Private vehicles will no longer be allowed in the capital's city center, although exceptions will be made for people with disabilities or businesses sending goods to stores. According to The Guardian, authorities hope that the ban will reduce Oslo’s automobile traffic by 20 percent by 2019. However, local entrepreneurs are worried that their businesses will take a toll, as 11 of the city’s 57 shopping centers lay within the restricted area.
How will people get around? Bikes, buses, and trams, for starters. Oslo’s city council said that it will build about 37 miles worth of bicycle lanes by 2019, and that they’ll also heavily invest in public transport.

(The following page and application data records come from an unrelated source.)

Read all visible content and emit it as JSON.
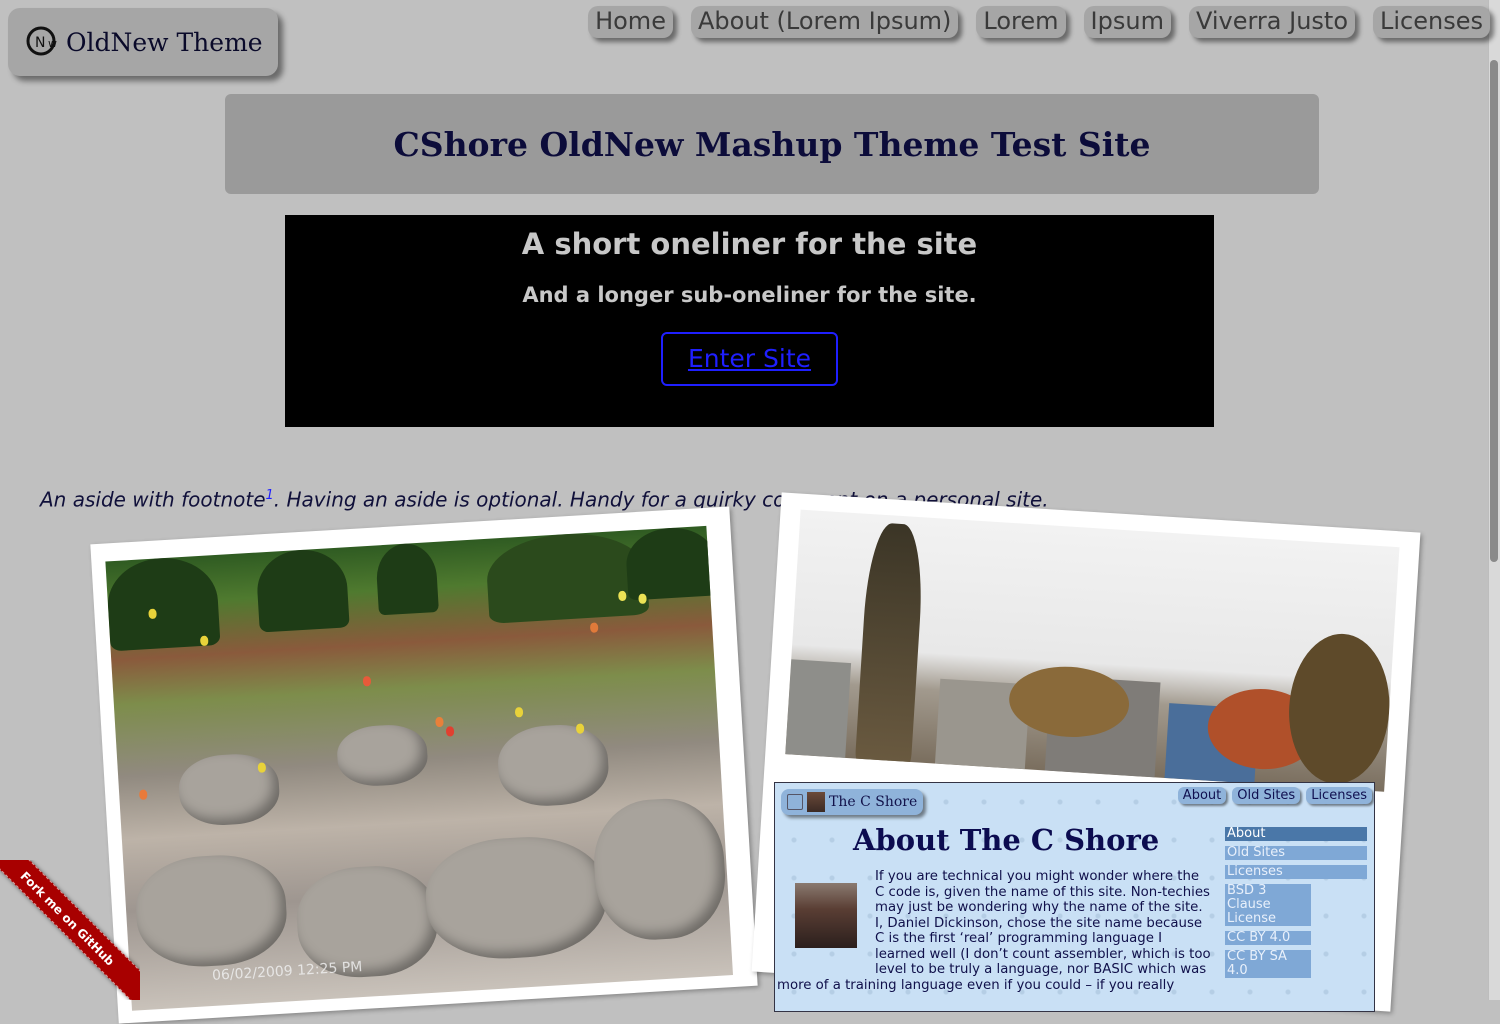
{
  "logo": {
    "title": "OldNew Theme",
    "icon": "oldnew-logo-icon"
  },
  "topnav": {
    "items": [
      "Home",
      "About (Lorem Ipsum)",
      "Lorem",
      "Ipsum",
      "Viverra Justo",
      "Licenses"
    ]
  },
  "site_title": "CShore OldNew Mashup Theme Test Site",
  "hero": {
    "title": "A short oneliner for the site",
    "subtitle": "And a longer sub-oneliner for the site.",
    "button": "Enter Site"
  },
  "aside": {
    "before": "An aside with footnote",
    "footnote": "1",
    "after": ". Having an aside is optional. Handy for a quirky comment on a personal site."
  },
  "photos": {
    "left_stamp": "06/02/2009 12:25 PM"
  },
  "embed": {
    "logo_label": "The C Shore",
    "nav": [
      "About",
      "Old Sites",
      "Licenses"
    ],
    "heading": "About The C Shore",
    "paragraph_lines": [
      "If you are technical you might wonder where the",
      "C code is, given the name of this site. Non-techies",
      "may just be wondering why the name of the site.",
      "I, Daniel Dickinson, chose the site name because",
      "C is the first ‘real’ programming language I",
      "learned well (I don’t count assembler, which is too",
      "level to be truly a language, nor BASIC which was"
    ],
    "paragraph_tail": "more of a training language even if you could – if you really",
    "sidebar": [
      "About",
      "Old Sites",
      "Licenses"
    ],
    "sidebar_sub": [
      "BSD 3 Clause License",
      "CC BY 4.0",
      "CC BY SA 4.0"
    ]
  },
  "ribbon": "Fork me on GitHub"
}
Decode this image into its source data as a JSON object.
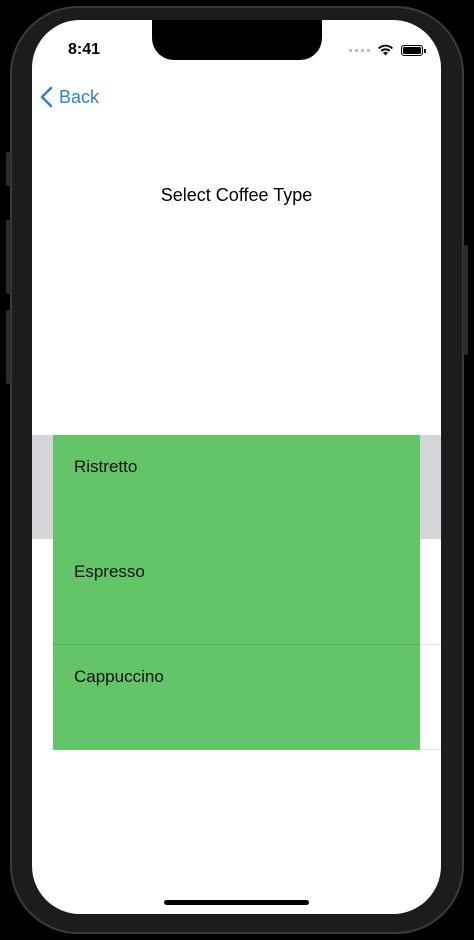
{
  "status_bar": {
    "time": "8:41",
    "icons": [
      "cellular-signal-icon",
      "wifi-icon",
      "battery-icon"
    ]
  },
  "nav": {
    "back_label": "Back",
    "back_icon": "chevron-left-icon"
  },
  "page": {
    "title": "Select Coffee Type"
  },
  "options": [
    {
      "label": "Ristretto",
      "selected": true
    },
    {
      "label": "Espresso",
      "selected": false
    },
    {
      "label": "Cappuccino",
      "selected": false
    }
  ],
  "colors": {
    "accent": "#2f7ed8",
    "option_background": "#64c468",
    "selected_row_background": "#d5d5da"
  }
}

Although cities like Paris, London, and Madrid have tested temporary car bans or implemented congestion charges to lessen traffic, Oslo is the first European capital to permanently get rid of motor vehicles. For a country that is also striving to achieve carbon neutrality by 2050, it makes sense that Norway’s doing away with cars—especially since burning one gallon of gas creates about 20 pounds of carbon dioxide.